Two randomized controlled trials and two observational studies were identified in the literature. A trial from 2008 (Kitabchi 2008) randomized a small number of patients to receive either a low-dose insulin bolus (0.07 U/kg) following by low-dose infusion (0.07 U/kg/hr), a low-dose infusion without a bolus, or a high-dose (0.14 U/kg/hr) infusion with no bolus. With only 37 total patients enrolled, this study found no significant difference in time to achieve a glucose ≤ 250 mg/dL, time to achieve a  bicarbonate level ≥ 15 mEq/L, or time to achieve a pH ≥ 7.3. There was also no difference in hospital length of stay or episodes of hypoglycemia. It should be noted that this was a very small study that was underpowered detect potentially clinically meaningful differences in outcomes. Additionally, none of the patients in this study were treated with a standard insulin infusion dose of 0.1 U/kg, making it difficult to generalize the results when such dosing is used. 

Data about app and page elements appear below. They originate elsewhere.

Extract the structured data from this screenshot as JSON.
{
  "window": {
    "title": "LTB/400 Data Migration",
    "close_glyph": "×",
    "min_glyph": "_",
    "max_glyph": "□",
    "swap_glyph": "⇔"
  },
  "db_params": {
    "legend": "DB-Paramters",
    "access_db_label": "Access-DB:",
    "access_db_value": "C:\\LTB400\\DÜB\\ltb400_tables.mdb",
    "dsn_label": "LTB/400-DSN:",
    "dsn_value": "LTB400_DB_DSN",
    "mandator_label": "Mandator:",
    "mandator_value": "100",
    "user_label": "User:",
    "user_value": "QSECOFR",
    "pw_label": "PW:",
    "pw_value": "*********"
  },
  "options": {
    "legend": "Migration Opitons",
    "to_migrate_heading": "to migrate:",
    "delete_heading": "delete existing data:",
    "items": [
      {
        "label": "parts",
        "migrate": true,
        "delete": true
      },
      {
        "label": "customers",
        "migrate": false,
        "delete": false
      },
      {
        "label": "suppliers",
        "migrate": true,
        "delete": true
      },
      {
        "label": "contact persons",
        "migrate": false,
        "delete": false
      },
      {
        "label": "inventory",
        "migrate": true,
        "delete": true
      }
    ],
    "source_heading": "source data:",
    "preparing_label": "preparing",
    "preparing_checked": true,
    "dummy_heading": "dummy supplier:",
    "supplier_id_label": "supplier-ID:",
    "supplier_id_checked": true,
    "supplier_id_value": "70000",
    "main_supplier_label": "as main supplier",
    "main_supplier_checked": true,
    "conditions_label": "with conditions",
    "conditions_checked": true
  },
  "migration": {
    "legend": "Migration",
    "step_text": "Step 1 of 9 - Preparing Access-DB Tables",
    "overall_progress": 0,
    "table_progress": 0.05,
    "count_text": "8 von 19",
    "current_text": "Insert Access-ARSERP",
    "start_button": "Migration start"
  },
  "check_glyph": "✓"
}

A second randomized trial (Sarra 2019), published much more recently, did manage to compare an insulin bolus to placebo in patients receiving standard insulin dosing. In this study of 106 patients, the mean time to resolution of acidosis was similar between the bolus and no bolus groups (difference 1.2 hours in favor of the no bolus group, 95% CI -1.4 to 3.8), and found no difference in time to blood sugar control, total dose of IV insulin given, ED length of stay, or the incidence of hypoglycemia. 

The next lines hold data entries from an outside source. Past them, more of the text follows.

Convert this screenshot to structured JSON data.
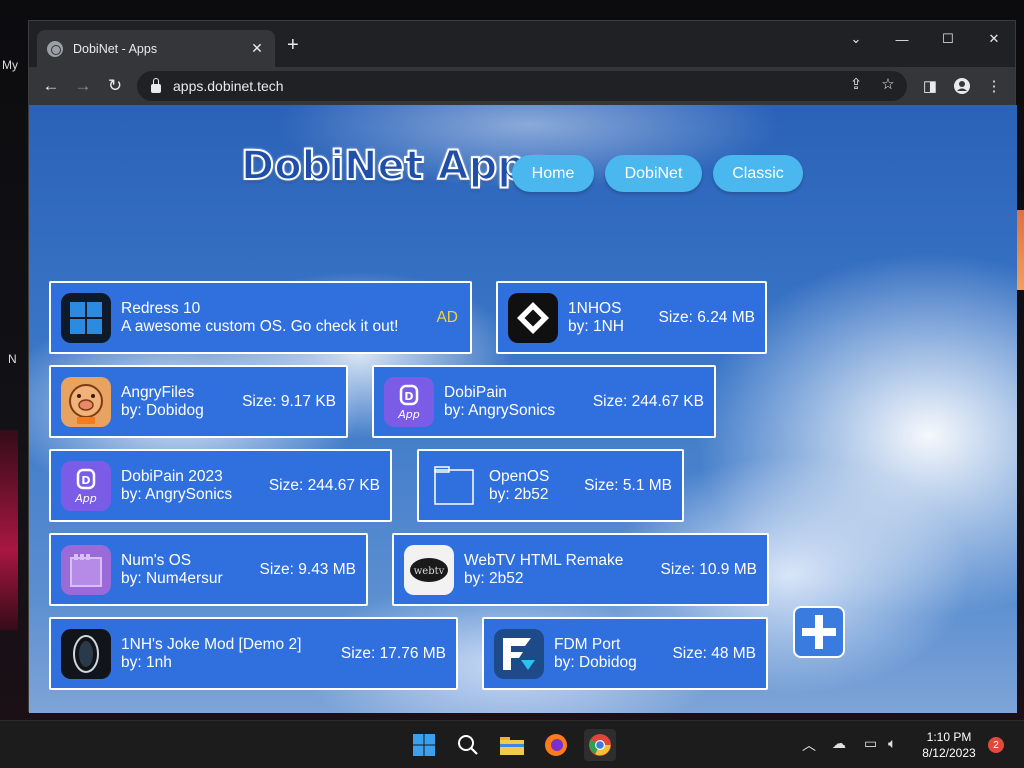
{
  "browser": {
    "tab_title": "DobiNet - Apps",
    "url": "apps.dobinet.tech"
  },
  "desktop": {
    "label_my": "My",
    "label_n": "N"
  },
  "site": {
    "logo_text": "DobiNet Apps",
    "nav": [
      {
        "label": "Home"
      },
      {
        "label": "DobiNet"
      },
      {
        "label": "Classic"
      }
    ]
  },
  "apps": [
    {
      "name": "Redress 10",
      "desc": "A awesome custom OS. Go check it out!",
      "badge": "AD",
      "icon": "windows-logo-icon"
    },
    {
      "name": "1NHOS",
      "author": "by: 1NH",
      "size": "Size: 6.24 MB",
      "icon": "1nhos-icon"
    },
    {
      "name": "AngryFiles",
      "author": "by: Dobidog",
      "size": "Size: 9.17 KB",
      "icon": "angry-pig-icon"
    },
    {
      "name": "DobiPain",
      "author": "by: AngrySonics",
      "size": "Size: 244.67 KB",
      "icon": "dobi-app-icon"
    },
    {
      "name": "DobiPain 2023",
      "author": "by: AngrySonics",
      "size": "Size: 244.67 KB",
      "icon": "dobi-app-icon"
    },
    {
      "name": "OpenOS",
      "author": "by: 2b52",
      "size": "Size: 5.1 MB",
      "icon": "window-outline-icon"
    },
    {
      "name": "Num's OS",
      "author": "by: Num4ersur",
      "size": "Size: 9.43 MB",
      "icon": "purple-window-icon"
    },
    {
      "name": "WebTV HTML Remake",
      "author": "by: 2b52",
      "size": "Size: 10.9 MB",
      "icon": "webtv-icon"
    },
    {
      "name": "1NH's Joke Mod [Demo 2]",
      "author": "by: 1nh",
      "size": "Size: 17.76 MB",
      "icon": "portal-icon"
    },
    {
      "name": "FDM Port",
      "author": "by: Dobidog",
      "size": "Size: 48 MB",
      "icon": "fdm-icon"
    }
  ],
  "taskbar": {
    "time": "1:10 PM",
    "date": "8/12/2023",
    "notification_count": "2"
  }
}
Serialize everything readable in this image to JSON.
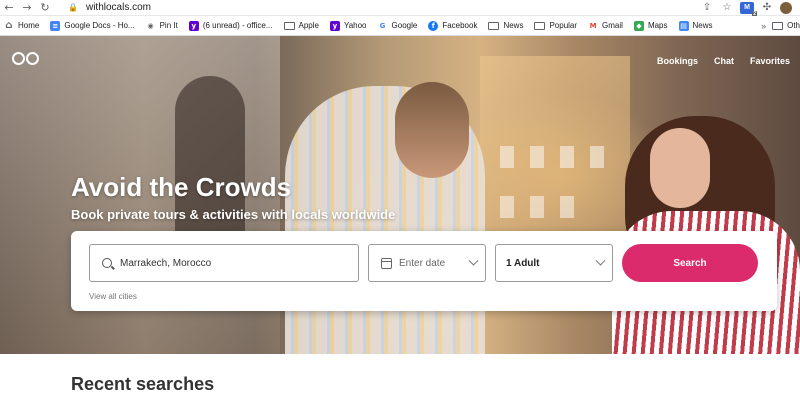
{
  "browser": {
    "url": "withlocals.com",
    "bookmarks": [
      {
        "label": "Home",
        "icon": "home-icon"
      },
      {
        "label": "Google Docs - Ho...",
        "icon": "google-docs-icon"
      },
      {
        "label": "Pin It",
        "icon": "pinterest-icon"
      },
      {
        "label": "(6 unread) - office...",
        "icon": "yahoo-mail-icon"
      },
      {
        "label": "Apple",
        "icon": "folder-icon"
      },
      {
        "label": "Yahoo",
        "icon": "yahoo-icon"
      },
      {
        "label": "Google",
        "icon": "google-icon"
      },
      {
        "label": "Facebook",
        "icon": "facebook-icon"
      },
      {
        "label": "News",
        "icon": "folder-icon"
      },
      {
        "label": "Popular",
        "icon": "folder-icon"
      },
      {
        "label": "Gmail",
        "icon": "gmail-icon"
      },
      {
        "label": "Maps",
        "icon": "maps-icon"
      },
      {
        "label": "News",
        "icon": "news-icon"
      }
    ],
    "overflow": "»",
    "other": "Oth",
    "ext_badge": "2"
  },
  "site": {
    "nav": {
      "bookings": "Bookings",
      "chat": "Chat",
      "favorites": "Favorites"
    },
    "headline": "Avoid the Crowds",
    "subheadline": "Book private tours & activities with locals worldwide",
    "search": {
      "city_value": "Marrakech, Morocco",
      "date_placeholder": "Enter date",
      "guests_value": "1 Adult",
      "button_label": "Search",
      "view_all": "View all cities"
    },
    "recent_heading": "Recent searches"
  },
  "colors": {
    "accent": "#dc2b6d"
  }
}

Finally, two observational studies were identified (Goyal 2010Brown 2018). The first of these found significant differences in the incidence of hypoglycemia, the rate of change of serum glucose in the ED (60.1 vs. 56.0 mg/dL/hr, p = 0.54), the rate of change in the anion gap (1.9 vs. 1.9 mEq/L/hr, p = 0.66), the difference in the serum glucose level or anion gap at the time of discharge from the ED, length of ED stay, or length of hospital stay between those who received and those who did not receive an insulin bolus. The second study primarily evaluated time to resolution of DKA—defined as a blood glucose less than 250 mg/dL plus 2 of the following: pH > 7.3, anion gap ≤ 12 mEq/L, and bicarbonate ≥ 15 mEq/L. There was no difference in this outcome between the bolus and no bolus groups (median time 15 vs. 15.9 hours, p = 0.24), and no difference in the total amount of insulin given, the incidence of hypoglycemia, or hospital length of stay. Both of these studies are at high risk of selection bias given their observational nature. 

Unfortunately, this body of evidence is of moderate quality at best and it is difficult to strongly recommend either for or against the use of an insulin bolus for DKA in adults. While none of these studies found a clear benefit, they also not demonstrate any significant harm. It seems reasonable to omit an insulin bolus when a continuous infusion can be initiated in a timely fashion, but in cases in which the drip may be delayed, it may be prudent to give a bolus while waiting. Ultimately, the decision will need to be made on a case-by-case basis, but this limited evidence does not seem to support the routine use of an insulin bolus in these patients.